PROBLEM DETAILS: From the first line to the last, return the data exactly, with no pictures.

Entries from a dataset of interfaces:

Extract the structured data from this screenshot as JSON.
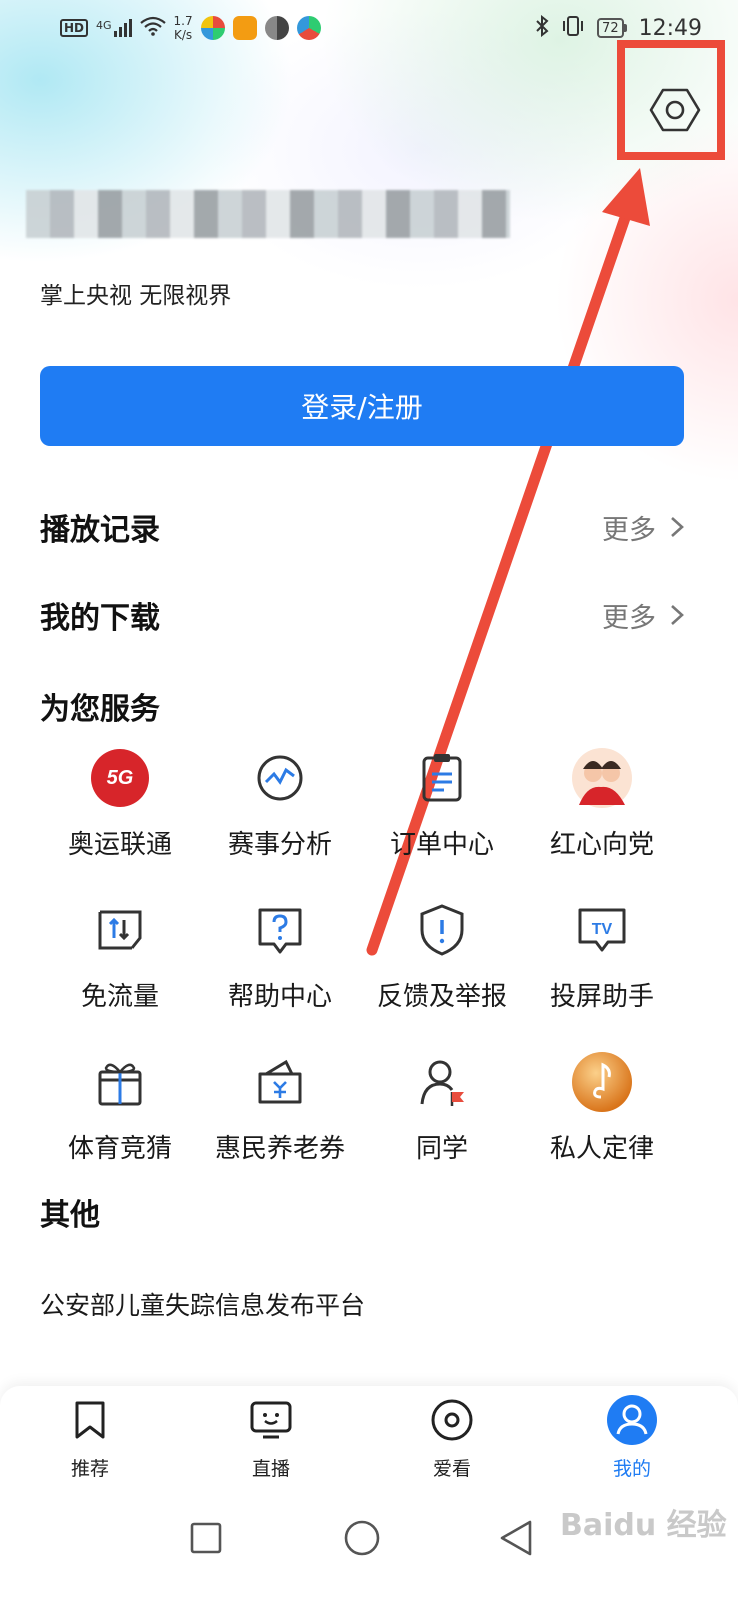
{
  "status_bar": {
    "hd": "HD",
    "network": "4G",
    "speed_value": "1.7",
    "speed_unit": "K/s",
    "battery": "72",
    "time": "12:49"
  },
  "header": {
    "slogan": "掌上央视 无限视界",
    "login_button": "登录/注册",
    "settings_icon": "gear-hexagon-icon"
  },
  "history": {
    "title": "播放记录",
    "more": "更多"
  },
  "downloads": {
    "title": "我的下载",
    "more": "更多"
  },
  "services": {
    "title": "为您服务",
    "items": [
      {
        "label": "奥运联通",
        "icon": "5g-badge-icon"
      },
      {
        "label": "赛事分析",
        "icon": "chart-circle-icon"
      },
      {
        "label": "订单中心",
        "icon": "clipboard-icon"
      },
      {
        "label": "红心向党",
        "icon": "people-avatar-icon"
      },
      {
        "label": "免流量",
        "icon": "data-transfer-icon"
      },
      {
        "label": "帮助中心",
        "icon": "question-bubble-icon"
      },
      {
        "label": "反馈及举报",
        "icon": "shield-alert-icon"
      },
      {
        "label": "投屏助手",
        "icon": "tv-cast-icon"
      },
      {
        "label": "体育竞猜",
        "icon": "gift-box-icon"
      },
      {
        "label": "惠民养老券",
        "icon": "wallet-yuan-icon"
      },
      {
        "label": "同学",
        "icon": "person-flag-icon"
      },
      {
        "label": "私人定律",
        "icon": "music-note-icon"
      }
    ]
  },
  "other": {
    "title": "其他",
    "link": "公安部儿童失踪信息发布平台"
  },
  "bottom_nav": {
    "items": [
      {
        "label": "推荐",
        "icon": "bookmark-icon"
      },
      {
        "label": "直播",
        "icon": "tv-face-icon"
      },
      {
        "label": "爱看",
        "icon": "target-circle-icon"
      },
      {
        "label": "我的",
        "icon": "user-icon"
      }
    ],
    "active": "我的"
  },
  "watermark": "Baidu 经验",
  "colors": {
    "accent": "#1f7cf3",
    "annotation": "#ec4b3a"
  }
}
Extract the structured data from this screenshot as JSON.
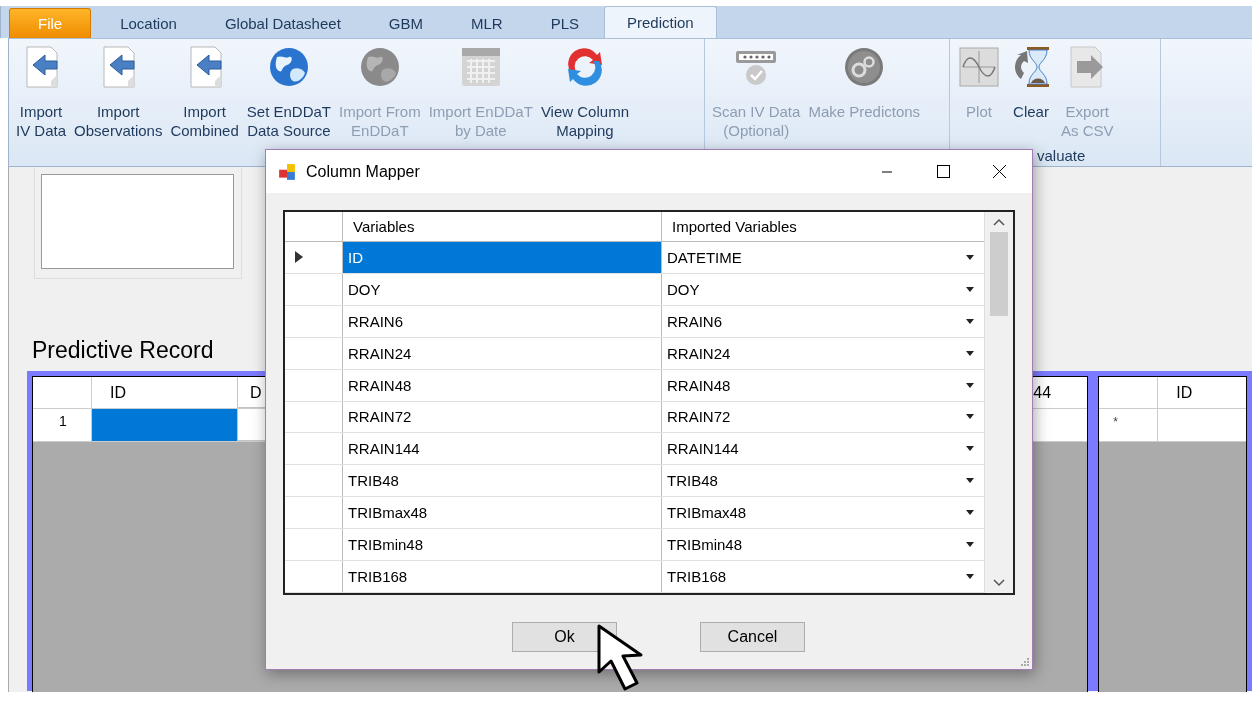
{
  "tabs": [
    {
      "label": "File",
      "kind": "file",
      "selected": false
    },
    {
      "label": "Location",
      "kind": "tab",
      "selected": false
    },
    {
      "label": "Global Datasheet",
      "kind": "tab",
      "selected": false
    },
    {
      "label": "GBM",
      "kind": "tab",
      "selected": false
    },
    {
      "label": "MLR",
      "kind": "tab",
      "selected": false
    },
    {
      "label": "PLS",
      "kind": "tab",
      "selected": false
    },
    {
      "label": "Prediction",
      "kind": "tab",
      "selected": true
    }
  ],
  "ribbon": {
    "groups": [
      {
        "buttons": [
          {
            "label": "Import\nIV Data",
            "kind": "import",
            "disabled": false
          },
          {
            "label": "Import\nObservations",
            "kind": "import",
            "disabled": false
          },
          {
            "label": "Import\nCombined",
            "kind": "import",
            "disabled": false
          },
          {
            "label": "Set EnDDaT\nData Source",
            "kind": "globe",
            "disabled": false
          },
          {
            "label": "Import From\nEnDDaT",
            "kind": "globe",
            "disabled": true
          },
          {
            "label": "Import EnDDaT\nby Date",
            "kind": "calendar",
            "disabled": true
          },
          {
            "label": "View Column\nMapping",
            "kind": "sync",
            "disabled": false
          }
        ]
      },
      {
        "buttons": [
          {
            "label": "Scan IV Data\n(Optional)",
            "kind": "scan",
            "disabled": true
          },
          {
            "label": "Make Predictons",
            "kind": "gears",
            "disabled": true
          }
        ]
      },
      {
        "label": "valuate",
        "buttons": [
          {
            "label": "Plot",
            "kind": "plot",
            "disabled": true
          },
          {
            "label": "Clear",
            "kind": "hourglass",
            "disabled": false
          },
          {
            "label": "Export\nAs CSV",
            "kind": "export",
            "disabled": true
          }
        ]
      }
    ]
  },
  "main": {
    "section_title": "Predictive Record",
    "grid": {
      "columns": [
        "ID",
        "D",
        "44"
      ],
      "rows": [
        {
          "header": "1",
          "cells": [
            {
              "selected": true
            },
            {
              "selected": false
            },
            {
              "selected": false
            }
          ]
        }
      ]
    },
    "side_grid": {
      "columns": [
        "ID"
      ],
      "rows": [
        {
          "header": "*"
        }
      ]
    }
  },
  "dialog": {
    "title": "Column Mapper",
    "columns": [
      "Variables",
      "Imported Variables"
    ],
    "rows": [
      {
        "variable": "ID",
        "imported": "DATETIME",
        "selected": true
      },
      {
        "variable": "DOY",
        "imported": "DOY",
        "selected": false
      },
      {
        "variable": "RRAIN6",
        "imported": "RRAIN6",
        "selected": false
      },
      {
        "variable": "RRAIN24",
        "imported": "RRAIN24",
        "selected": false
      },
      {
        "variable": "RRAIN48",
        "imported": "RRAIN48",
        "selected": false
      },
      {
        "variable": "RRAIN72",
        "imported": "RRAIN72",
        "selected": false
      },
      {
        "variable": "RRAIN144",
        "imported": "RRAIN144",
        "selected": false
      },
      {
        "variable": "TRIB48",
        "imported": "TRIB48",
        "selected": false
      },
      {
        "variable": "TRIBmax48",
        "imported": "TRIBmax48",
        "selected": false
      },
      {
        "variable": "TRIBmin48",
        "imported": "TRIBmin48",
        "selected": false
      },
      {
        "variable": "TRIB168",
        "imported": "TRIB168",
        "selected": false
      }
    ],
    "buttons": [
      "Ok",
      "Cancel"
    ]
  }
}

TASK SOLUTION:
Extract the structured data from this screenshot as JSON.
{
  "status_bar": {
    "hd": "HD",
    "network": "4G",
    "speed_value": "1.7",
    "speed_unit": "K/s",
    "battery": "72",
    "time": "12:49"
  },
  "header": {
    "slogan": "掌上央视 无限视界",
    "login_button": "登录/注册",
    "settings_icon": "gear-hexagon-icon"
  },
  "history": {
    "title": "播放记录",
    "more": "更多"
  },
  "downloads": {
    "title": "我的下载",
    "more": "更多"
  },
  "services": {
    "title": "为您服务",
    "items": [
      {
        "label": "奥运联通",
        "icon": "5g-badge-icon"
      },
      {
        "label": "赛事分析",
        "icon": "chart-circle-icon"
      },
      {
        "label": "订单中心",
        "icon": "clipboard-icon"
      },
      {
        "label": "红心向党",
        "icon": "people-avatar-icon"
      },
      {
        "label": "免流量",
        "icon": "data-transfer-icon"
      },
      {
        "label": "帮助中心",
        "icon": "question-bubble-icon"
      },
      {
        "label": "反馈及举报",
        "icon": "shield-alert-icon"
      },
      {
        "label": "投屏助手",
        "icon": "tv-cast-icon"
      },
      {
        "label": "体育竞猜",
        "icon": "gift-box-icon"
      },
      {
        "label": "惠民养老券",
        "icon": "wallet-yuan-icon"
      },
      {
        "label": "同学",
        "icon": "person-flag-icon"
      },
      {
        "label": "私人定律",
        "icon": "music-note-icon"
      }
    ]
  },
  "other": {
    "title": "其他",
    "link": "公安部儿童失踪信息发布平台"
  },
  "bottom_nav": {
    "items": [
      {
        "label": "推荐",
        "icon": "bookmark-icon"
      },
      {
        "label": "直播",
        "icon": "tv-face-icon"
      },
      {
        "label": "爱看",
        "icon": "target-circle-icon"
      },
      {
        "label": "我的",
        "icon": "user-icon"
      }
    ],
    "active": "我的"
  },
  "watermark": "Baidu 经验",
  "colors": {
    "accent": "#1f7cf3",
    "annotation": "#ec4b3a"
  }
}
Extract the structured data from this screenshot as JSON.
{
  "tabs": [
    {
      "label": "File",
      "kind": "file",
      "selected": false
    },
    {
      "label": "Location",
      "kind": "tab",
      "selected": false
    },
    {
      "label": "Global Datasheet",
      "kind": "tab",
      "selected": false
    },
    {
      "label": "GBM",
      "kind": "tab",
      "selected": false
    },
    {
      "label": "MLR",
      "kind": "tab",
      "selected": false
    },
    {
      "label": "PLS",
      "kind": "tab",
      "selected": false
    },
    {
      "label": "Prediction",
      "kind": "tab",
      "selected": true
    }
  ],
  "ribbon": {
    "groups": [
      {
        "buttons": [
          {
            "label": "Import\nIV Data",
            "kind": "import",
            "disabled": false
          },
          {
            "label": "Import\nObservations",
            "kind": "import",
            "disabled": false
          },
          {
            "label": "Import\nCombined",
            "kind": "import",
            "disabled": false
          },
          {
            "label": "Set EnDDaT\nData Source",
            "kind": "globe",
            "disabled": false
          },
          {
            "label": "Import From\nEnDDaT",
            "kind": "globe",
            "disabled": true
          },
          {
            "label": "Import EnDDaT\nby Date",
            "kind": "calendar",
            "disabled": true
          },
          {
            "label": "View Column\nMapping",
            "kind": "sync",
            "disabled": false
          }
        ]
      },
      {
        "buttons": [
          {
            "label": "Scan IV Data\n(Optional)",
            "kind": "scan",
            "disabled": true
          },
          {
            "label": "Make Predictons",
            "kind": "gears",
            "disabled": true
          }
        ]
      },
      {
        "label": "valuate",
        "buttons": [
          {
            "label": "Plot",
            "kind": "plot",
            "disabled": true
          },
          {
            "label": "Clear",
            "kind": "hourglass",
            "disabled": false
          },
          {
            "label": "Export\nAs CSV",
            "kind": "export",
            "disabled": true
          }
        ]
      }
    ]
  },
  "main": {
    "section_title": "Predictive Record",
    "grid": {
      "columns": [
        "ID",
        "D",
        "44"
      ],
      "rows": [
        {
          "header": "1",
          "cells": [
            {
              "selected": true
            },
            {
              "selected": false
            },
            {
              "selected": false
            }
          ]
        }
      ]
    },
    "side_grid": {
      "columns": [
        "ID"
      ],
      "rows": [
        {
          "header": "*"
        }
      ]
    }
  },
  "dialog": {
    "title": "Column Mapper",
    "columns": [
      "Variables",
      "Imported Variables"
    ],
    "rows": [
      {
        "variable": "ID",
        "imported": "DATETIME",
        "selected": true
      },
      {
        "variable": "DOY",
        "imported": "DOY",
        "selected": false
      },
      {
        "variable": "RRAIN6",
        "imported": "RRAIN6",
        "selected": false
      },
      {
        "variable": "RRAIN24",
        "imported": "RRAIN24",
        "selected": false
      },
      {
        "variable": "RRAIN48",
        "imported": "RRAIN48",
        "selected": false
      },
      {
        "variable": "RRAIN72",
        "imported": "RRAIN72",
        "selected": false
      },
      {
        "variable": "RRAIN144",
        "imported": "RRAIN144",
        "selected": false
      },
      {
        "variable": "TRIB48",
        "imported": "TRIB48",
        "selected": false
      },
      {
        "variable": "TRIBmax48",
        "imported": "TRIBmax48",
        "selected": false
      },
      {
        "variable": "TRIBmin48",
        "imported": "TRIBmin48",
        "selected": false
      },
      {
        "variable": "TRIB168",
        "imported": "TRIB168",
        "selected": false
      }
    ],
    "buttons": [
      "Ok",
      "Cancel"
    ]
  }
}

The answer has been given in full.